- Kingston HyperX 3.0 128GB 8-Channel USB Flash Drive Review @ Real World Labs
Subject: Storage, Shows and Expos | June 1, 2011 - 08:37 AM | Ryan Shrout
Tagged: ssd, revodrive, ocz, hybrid, computex
OCZ is definitely pushing its SSD products to the consumer and it was no different when we stopped by the OCZ suite at Computex 2011. The most interesting devices came in the form of PCI Express based SSDs including the pending RevoDrive 3 model that upgrades the SSD controllers to SandForce 2200 models and gets some pretty hefty performance boosts because of it.
The RevoDrive 3 includes a pair of SF-2200 controllers and was rated at 900 MB/s read and 700 MB/s write using the PCIe x4 interface. The 240GB model is apparently only going to have a $599 price tag and it should be available in a matter of a short few weeks. The X2 model adds another module to the mix and doubles the controller count to four and improves performance to as high as 1500 MB/s read and 1200 MB/s write. Obviously these types of devices are only for those that REALLY need to push the envelope in storage performance.
Also, more good news: OCZ has implemented a newer firmware feature on the RevoDrive 3 (and other newer PCIe based models) that will enable support for features like TRIM natively.
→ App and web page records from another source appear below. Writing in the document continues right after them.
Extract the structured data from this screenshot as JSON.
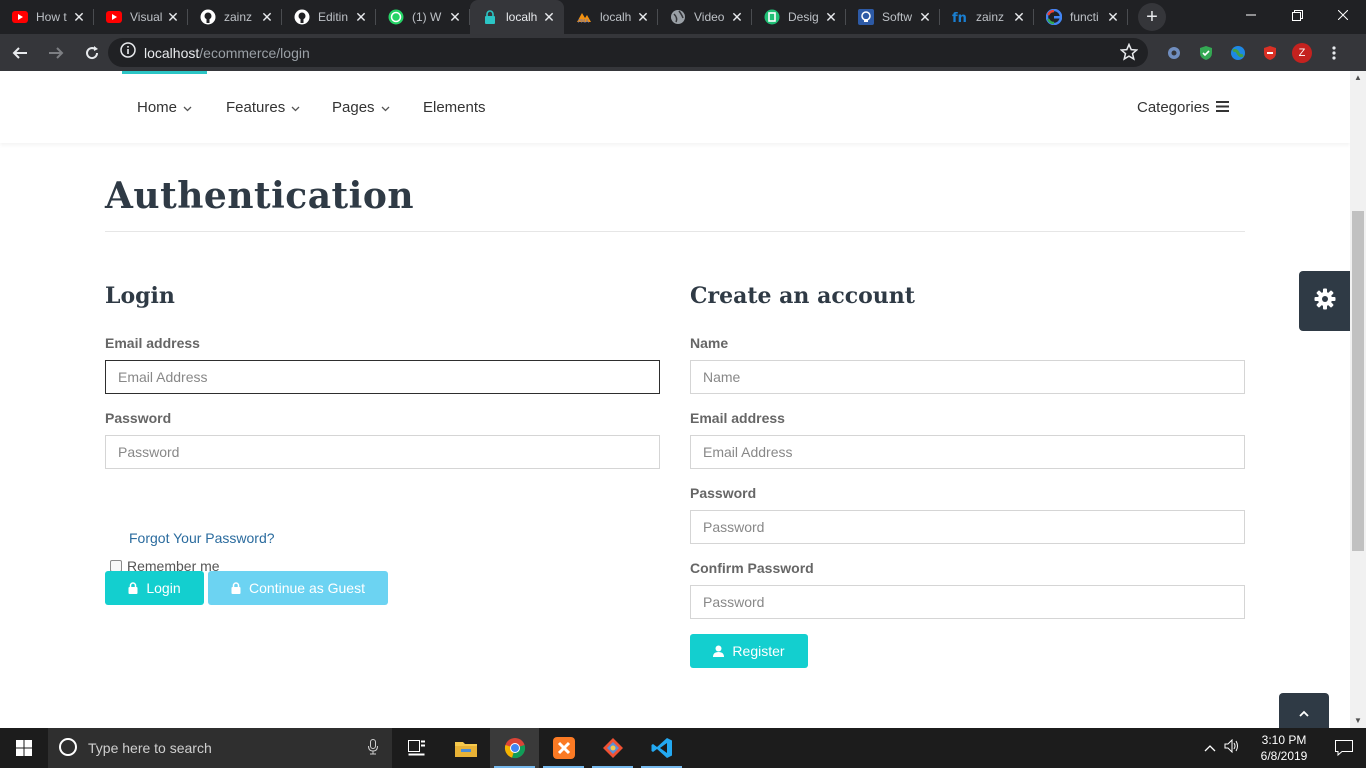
{
  "browser": {
    "tabs": [
      {
        "title": "How t",
        "icon": "youtube-icon",
        "color": "#ff0000"
      },
      {
        "title": "Visual",
        "icon": "youtube-icon",
        "color": "#ff0000"
      },
      {
        "title": "zainz",
        "icon": "github-icon",
        "color": "#ffffff"
      },
      {
        "title": "Editin",
        "icon": "github-icon",
        "color": "#ffffff"
      },
      {
        "title": "(1) W",
        "icon": "whatsapp-icon",
        "color": "#25d366"
      },
      {
        "title": "localh",
        "icon": "lock-icon",
        "color": "#2bc5c5",
        "active": true
      },
      {
        "title": "localh",
        "icon": "phpmyadmin-icon",
        "color": "#f29111"
      },
      {
        "title": "Video",
        "icon": "globe-icon",
        "color": "#9aa0a6"
      },
      {
        "title": "Desig",
        "icon": "design-icon",
        "color": "#1fbf75"
      },
      {
        "title": "Softw",
        "icon": "software-icon",
        "color": "#2d5aa6"
      },
      {
        "title": "zainz",
        "icon": "fiverr-icon",
        "color": "#1a7fd1"
      },
      {
        "title": "functi",
        "icon": "google-icon",
        "color": "#4285f4"
      }
    ],
    "url_host": "localhost",
    "url_path": "/ecommerce/login",
    "profile_initial": "Z"
  },
  "nav": {
    "home": "Home",
    "features": "Features",
    "pages": "Pages",
    "elements": "Elements",
    "categories": "Categories"
  },
  "page_title": "Authentication",
  "login": {
    "heading": "Login",
    "email_label": "Email address",
    "email_placeholder": "Email Address",
    "password_label": "Password",
    "password_placeholder": "Password",
    "remember_label": "Remember me",
    "forgot_link": "Forgot Your Password?",
    "login_button": "Login",
    "guest_button": "Continue as Guest"
  },
  "register": {
    "heading": "Create an account",
    "name_label": "Name",
    "name_placeholder": "Name",
    "email_label": "Email address",
    "email_placeholder": "Email Address",
    "password_label": "Password",
    "password_placeholder": "Password",
    "confirm_label": "Confirm Password",
    "confirm_placeholder": "Password",
    "register_button": "Register"
  },
  "taskbar": {
    "search_placeholder": "Type here to search",
    "time": "3:10 PM",
    "date": "6/8/2019"
  },
  "colors": {
    "accent": "#13cfcf",
    "guest_button": "#6cd3f2",
    "heading": "#2f3a45",
    "link": "#2a6b9e"
  }
}
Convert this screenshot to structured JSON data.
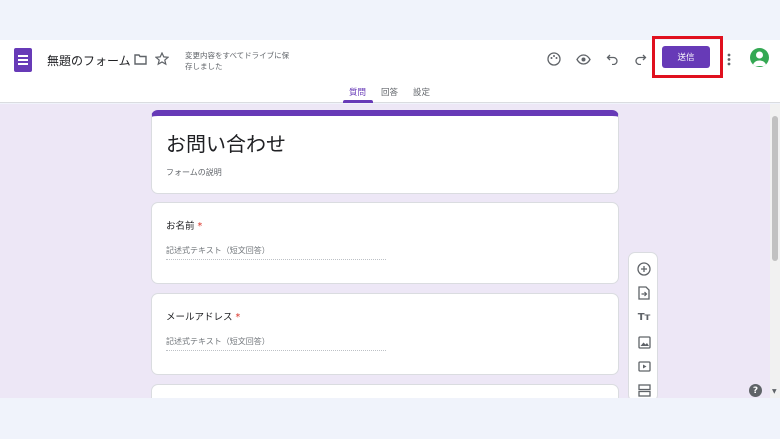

This is done by hiding the multiple controllers from the operating system and passing on / delegating the TRIM commands as needed. Allyn will have more on this when we get a sample later this month.
Another new PCIe-based SSD was the new Z-Drive R4 that fits more into the enterprise market with insanely high IOPS and performance.
OCZ actually showed a server running a pair of the R4 88 models that were able to achieve a 1 million IOPS rating on random 4K.
Another option for consumers was the new RevoDrive Hybrid that is exactly what it sounds like it is - a combination of a PCI Express SSD and a standard 2.5-in spindle based drive on a single unit. This will bring the performance benefits of not only an SSD but a PCIE SSD to consumers that want to have the appearance of a single large hard drive inside their system. It will use SandForce SF-2200 controllers and is rated at 575 MB/s read and 500 MB/s writes with several models planned for production. The SSD portion that acts as the cache will be available in either 60GB of 120GB capacities while the HDD will start at 500GB and go up from there. Pricing will apparently start at $400 for the 60GB/500GB version and will definitely be appealing for enthusiasts. Now everyone can get the advantages of hybrid storage without being locked into the Z68 chipset or even an Intel platform at all.
This implementation does not use any kind of Intel technology at all and instead is based on a firmware option from NVELO called Dataplex. Based on the marketing numbers we saw the implementation that OCZ has created with the PCIe-based SSD will outperform Intel's SATA-based SRT technology by a noticeable margin, at least in benchmarks. We can't wait to get our hands on one to see for ourselves.
Finally, OCZ is going to throw their hat into the ring with the mSATA offering called the Devena 2 that runs on a SandForce SF-2181/2141 controller. Expect to see this marketed as an option even for Intel SRT. It looks like the rest of 2011 will be very busy for Allyn and our storage test bed.
For the past few months, we've seen rumors upon rumors of a hybrid combination of the H67 and P67 chipsets into a 'Z' series. As the storage editor, I don't normally focus on a chipset update unless there is a corresponding increase in SATA bus speeds and/or ports available on the newer product.
This time things were different. While the Z series had the same SATA bandwidth specs as its older brothers, there was an extra feature that was rather huge in the storage world: Smart Response Technology.